- [TASK DETAILS]:
Each line of the material should be output exactly as shown.
BEGIN PROVIDED RECORDS
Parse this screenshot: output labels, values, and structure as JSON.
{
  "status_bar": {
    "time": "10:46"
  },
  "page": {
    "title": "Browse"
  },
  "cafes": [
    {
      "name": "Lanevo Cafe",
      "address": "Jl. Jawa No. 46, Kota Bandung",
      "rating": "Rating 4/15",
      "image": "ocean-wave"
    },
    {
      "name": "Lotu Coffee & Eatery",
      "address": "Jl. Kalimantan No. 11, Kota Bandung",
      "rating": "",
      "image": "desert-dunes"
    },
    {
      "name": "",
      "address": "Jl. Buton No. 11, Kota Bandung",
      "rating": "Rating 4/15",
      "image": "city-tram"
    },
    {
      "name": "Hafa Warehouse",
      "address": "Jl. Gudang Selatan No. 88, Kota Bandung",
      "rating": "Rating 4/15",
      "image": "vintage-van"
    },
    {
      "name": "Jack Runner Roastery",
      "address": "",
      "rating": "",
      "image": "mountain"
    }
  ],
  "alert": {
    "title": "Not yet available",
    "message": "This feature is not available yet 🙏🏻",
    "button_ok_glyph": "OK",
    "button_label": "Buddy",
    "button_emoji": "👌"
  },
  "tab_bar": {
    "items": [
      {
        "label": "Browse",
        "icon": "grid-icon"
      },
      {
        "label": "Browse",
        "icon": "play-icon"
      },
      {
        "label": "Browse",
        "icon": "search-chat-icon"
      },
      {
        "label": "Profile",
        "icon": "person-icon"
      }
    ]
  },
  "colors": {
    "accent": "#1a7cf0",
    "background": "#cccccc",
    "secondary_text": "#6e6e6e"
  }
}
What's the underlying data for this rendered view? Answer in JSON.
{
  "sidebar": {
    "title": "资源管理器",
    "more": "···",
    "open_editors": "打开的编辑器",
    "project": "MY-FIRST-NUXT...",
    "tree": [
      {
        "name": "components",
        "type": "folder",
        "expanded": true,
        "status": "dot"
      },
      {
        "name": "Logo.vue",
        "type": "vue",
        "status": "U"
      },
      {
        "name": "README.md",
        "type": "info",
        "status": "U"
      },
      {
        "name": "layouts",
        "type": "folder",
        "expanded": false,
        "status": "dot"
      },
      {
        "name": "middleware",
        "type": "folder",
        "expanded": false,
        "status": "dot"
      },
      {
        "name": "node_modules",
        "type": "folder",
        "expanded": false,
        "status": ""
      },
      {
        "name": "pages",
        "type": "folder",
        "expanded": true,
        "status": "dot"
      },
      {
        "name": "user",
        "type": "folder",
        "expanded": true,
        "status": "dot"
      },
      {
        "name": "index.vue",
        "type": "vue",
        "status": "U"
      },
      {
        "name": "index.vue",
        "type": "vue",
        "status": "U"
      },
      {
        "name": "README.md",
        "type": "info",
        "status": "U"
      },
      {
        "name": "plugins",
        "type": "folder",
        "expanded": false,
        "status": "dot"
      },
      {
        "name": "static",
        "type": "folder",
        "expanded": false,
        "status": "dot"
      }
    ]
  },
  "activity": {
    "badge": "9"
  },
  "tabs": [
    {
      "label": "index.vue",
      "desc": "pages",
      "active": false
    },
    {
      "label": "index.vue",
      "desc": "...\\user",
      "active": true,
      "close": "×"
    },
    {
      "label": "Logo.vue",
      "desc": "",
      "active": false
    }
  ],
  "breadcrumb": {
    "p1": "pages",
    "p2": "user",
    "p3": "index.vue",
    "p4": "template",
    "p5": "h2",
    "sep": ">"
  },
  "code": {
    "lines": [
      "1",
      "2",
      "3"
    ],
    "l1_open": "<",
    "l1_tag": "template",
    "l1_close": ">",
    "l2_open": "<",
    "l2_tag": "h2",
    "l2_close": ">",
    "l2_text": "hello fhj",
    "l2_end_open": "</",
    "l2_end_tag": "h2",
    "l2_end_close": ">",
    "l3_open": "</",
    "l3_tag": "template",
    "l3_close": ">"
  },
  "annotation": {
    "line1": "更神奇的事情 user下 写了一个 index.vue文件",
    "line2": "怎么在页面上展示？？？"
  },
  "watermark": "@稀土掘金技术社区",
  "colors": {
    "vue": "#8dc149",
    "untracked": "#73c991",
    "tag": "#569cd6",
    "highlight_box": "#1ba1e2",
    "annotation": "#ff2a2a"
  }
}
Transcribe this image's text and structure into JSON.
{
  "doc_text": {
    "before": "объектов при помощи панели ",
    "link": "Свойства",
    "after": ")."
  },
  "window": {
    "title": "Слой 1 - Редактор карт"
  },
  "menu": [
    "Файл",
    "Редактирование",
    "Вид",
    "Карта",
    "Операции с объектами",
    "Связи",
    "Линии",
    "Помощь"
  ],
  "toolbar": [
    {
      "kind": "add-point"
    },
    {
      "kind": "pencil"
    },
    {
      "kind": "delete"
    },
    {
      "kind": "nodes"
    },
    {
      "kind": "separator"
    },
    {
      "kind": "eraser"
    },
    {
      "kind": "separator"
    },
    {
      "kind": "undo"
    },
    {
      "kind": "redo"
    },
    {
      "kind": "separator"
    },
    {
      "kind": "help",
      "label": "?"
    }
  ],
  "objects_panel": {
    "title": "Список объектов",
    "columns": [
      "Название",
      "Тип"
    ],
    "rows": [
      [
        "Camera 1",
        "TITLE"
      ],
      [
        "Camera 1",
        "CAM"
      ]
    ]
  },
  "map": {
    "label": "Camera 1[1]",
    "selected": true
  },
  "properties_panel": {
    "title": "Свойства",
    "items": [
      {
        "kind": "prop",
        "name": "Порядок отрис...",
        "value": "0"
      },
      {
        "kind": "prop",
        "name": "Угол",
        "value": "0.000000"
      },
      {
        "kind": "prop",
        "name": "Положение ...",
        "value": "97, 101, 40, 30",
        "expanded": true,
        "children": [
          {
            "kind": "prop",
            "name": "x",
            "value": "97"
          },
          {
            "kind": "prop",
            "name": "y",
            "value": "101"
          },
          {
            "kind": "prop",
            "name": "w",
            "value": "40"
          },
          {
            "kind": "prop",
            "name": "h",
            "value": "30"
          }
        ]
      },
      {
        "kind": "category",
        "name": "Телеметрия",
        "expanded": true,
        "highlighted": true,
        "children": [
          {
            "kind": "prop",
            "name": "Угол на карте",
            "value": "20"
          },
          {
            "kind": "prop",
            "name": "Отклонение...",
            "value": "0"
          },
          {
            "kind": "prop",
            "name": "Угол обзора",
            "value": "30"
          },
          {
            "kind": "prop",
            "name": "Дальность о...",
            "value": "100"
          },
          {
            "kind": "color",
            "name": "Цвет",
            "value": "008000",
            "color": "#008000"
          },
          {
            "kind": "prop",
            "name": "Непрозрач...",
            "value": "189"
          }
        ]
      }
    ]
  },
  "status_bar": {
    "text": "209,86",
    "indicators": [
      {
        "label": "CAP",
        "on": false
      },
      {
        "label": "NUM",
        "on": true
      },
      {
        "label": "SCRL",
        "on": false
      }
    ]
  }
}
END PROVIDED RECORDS
- [SOLUTION TO THE EXERCISE]:
Parse this screenshot: output labels, values, and structure as JSON.
{
  "status_bar": {
    "time": "10:46"
  },
  "page": {
    "title": "Browse"
  },
  "cafes": [
    {
      "name": "Lanevo Cafe",
      "address": "Jl. Jawa No. 46, Kota Bandung",
      "rating": "Rating 4/15",
      "image": "ocean-wave"
    },
    {
      "name": "Lotu Coffee & Eatery",
      "address": "Jl. Kalimantan No. 11, Kota Bandung",
      "rating": "",
      "image": "desert-dunes"
    },
    {
      "name": "",
      "address": "Jl. Buton No. 11, Kota Bandung",
      "rating": "Rating 4/15",
      "image": "city-tram"
    },
    {
      "name": "Hafa Warehouse",
      "address": "Jl. Gudang Selatan No. 88, Kota Bandung",
      "rating": "Rating 4/15",
      "image": "vintage-van"
    },
    {
      "name": "Jack Runner Roastery",
      "address": "",
      "rating": "",
      "image": "mountain"
    }
  ],
  "alert": {
    "title": "Not yet available",
    "message": "This feature is not available yet 🙏🏻",
    "button_ok_glyph": "OK",
    "button_label": "Buddy",
    "button_emoji": "👌"
  },
  "tab_bar": {
    "items": [
      {
        "label": "Browse",
        "icon": "grid-icon"
      },
      {
        "label": "Browse",
        "icon": "play-icon"
      },
      {
        "label": "Browse",
        "icon": "search-chat-icon"
      },
      {
        "label": "Profile",
        "icon": "person-icon"
      }
    ]
  },
  "colors": {
    "accent": "#1a7cf0",
    "background": "#cccccc",
    "secondary_text": "#6e6e6e"
  }
}
What's the underlying data for this rendered view? Answer in JSON.
{
  "sidebar": {
    "title": "资源管理器",
    "more": "···",
    "open_editors": "打开的编辑器",
    "project": "MY-FIRST-NUXT...",
    "tree": [
      {
        "name": "components",
        "type": "folder",
        "expanded": true,
        "status": "dot"
      },
      {
        "name": "Logo.vue",
        "type": "vue",
        "status": "U"
      },
      {
        "name": "README.md",
        "type": "info",
        "status": "U"
      },
      {
        "name": "layouts",
        "type": "folder",
        "expanded": false,
        "status": "dot"
      },
      {
        "name": "middleware",
        "type": "folder",
        "expanded": false,
        "status": "dot"
      },
      {
        "name": "node_modules",
        "type": "folder",
        "expanded": false,
        "status": ""
      },
      {
        "name": "pages",
        "type": "folder",
        "expanded": true,
        "status": "dot"
      },
      {
        "name": "user",
        "type": "folder",
        "expanded": true,
        "status": "dot"
      },
      {
        "name": "index.vue",
        "type": "vue",
        "status": "U"
      },
      {
        "name": "index.vue",
        "type": "vue",
        "status": "U"
      },
      {
        "name": "README.md",
        "type": "info",
        "status": "U"
      },
      {
        "name": "plugins",
        "type": "folder",
        "expanded": false,
        "status": "dot"
      },
      {
        "name": "static",
        "type": "folder",
        "expanded": false,
        "status": "dot"
      }
    ]
  },
  "activity": {
    "badge": "9"
  },
  "tabs": [
    {
      "label": "index.vue",
      "desc": "pages",
      "active": false
    },
    {
      "label": "index.vue",
      "desc": "...\\user",
      "active": true,
      "close": "×"
    },
    {
      "label": "Logo.vue",
      "desc": "",
      "active": false
    }
  ],
  "breadcrumb": {
    "p1": "pages",
    "p2": "user",
    "p3": "index.vue",
    "p4": "template",
    "p5": "h2",
    "sep": ">"
  },
  "code": {
    "lines": [
      "1",
      "2",
      "3"
    ],
    "l1_open": "<",
    "l1_tag": "template",
    "l1_close": ">",
    "l2_open": "<",
    "l2_tag": "h2",
    "l2_close": ">",
    "l2_text": "hello fhj",
    "l2_end_open": "</",
    "l2_end_tag": "h2",
    "l2_end_close": ">",
    "l3_open": "</",
    "l3_tag": "template",
    "l3_close": ">"
  },
  "annotation": {
    "line1": "更神奇的事情 user下 写了一个 index.vue文件",
    "line2": "怎么在页面上展示？？？"
  },
  "watermark": "@稀土掘金技术社区",
  "colors": {
    "vue": "#8dc149",
    "untracked": "#73c991",
    "tag": "#569cd6",
    "highlight_box": "#1ba1e2",
    "annotation": "#ff2a2a"
  }
}
Transcribe this image's text and structure into JSON.
{
  "doc_text": {
    "before": "объектов при помощи панели ",
    "link": "Свойства",
    "after": ")."
  },
  "window": {
    "title": "Слой 1 - Редактор карт"
  },
  "menu": [
    "Файл",
    "Редактирование",
    "Вид",
    "Карта",
    "Операции с объектами",
    "Связи",
    "Линии",
    "Помощь"
  ],
  "toolbar": [
    {
      "kind": "add-point"
    },
    {
      "kind": "pencil"
    },
    {
      "kind": "delete"
    },
    {
      "kind": "nodes"
    },
    {
      "kind": "separator"
    },
    {
      "kind": "eraser"
    },
    {
      "kind": "separator"
    },
    {
      "kind": "undo"
    },
    {
      "kind": "redo"
    },
    {
      "kind": "separator"
    },
    {
      "kind": "help",
      "label": "?"
    }
  ],
  "objects_panel": {
    "title": "Список объектов",
    "columns": [
      "Название",
      "Тип"
    ],
    "rows": [
      [
        "Camera 1",
        "TITLE"
      ],
      [
        "Camera 1",
        "CAM"
      ]
    ]
  },
  "map": {
    "label": "Camera 1[1]",
    "selected": true
  },
  "properties_panel": {
    "title": "Свойства",
    "items": [
      {
        "kind": "prop",
        "name": "Порядок отрис...",
        "value": "0"
      },
      {
        "kind": "prop",
        "name": "Угол",
        "value": "0.000000"
      },
      {
        "kind": "prop",
        "name": "Положение ...",
        "value": "97, 101, 40, 30",
        "expanded": true,
        "children": [
          {
            "kind": "prop",
            "name": "x",
            "value": "97"
          },
          {
            "kind": "prop",
            "name": "y",
            "value": "101"
          },
          {
            "kind": "prop",
            "name": "w",
            "value": "40"
          },
          {
            "kind": "prop",
            "name": "h",
            "value": "30"
          }
        ]
      },
      {
        "kind": "category",
        "name": "Телеметрия",
        "expanded": true,
        "highlighted": true,
        "children": [
          {
            "kind": "prop",
            "name": "Угол на карте",
            "value": "20"
          },
          {
            "kind": "prop",
            "name": "Отклонение...",
            "value": "0"
          },
          {
            "kind": "prop",
            "name": "Угол обзора",
            "value": "30"
          },
          {
            "kind": "prop",
            "name": "Дальность о...",
            "value": "100"
          },
          {
            "kind": "color",
            "name": "Цвет",
            "value": "008000",
            "color": "#008000"
          },
          {
            "kind": "prop",
            "name": "Непрозрач...",
            "value": "189"
          }
        ]
      }
    ]
  },
  "status_bar": {
    "text": "209,86",
    "indicators": [
      {
        "label": "CAP",
        "on": false
      },
      {
        "label": "NUM",
        "on": true
      },
      {
        "label": "SCRL",
        "on": false
      }
    ]
  }
}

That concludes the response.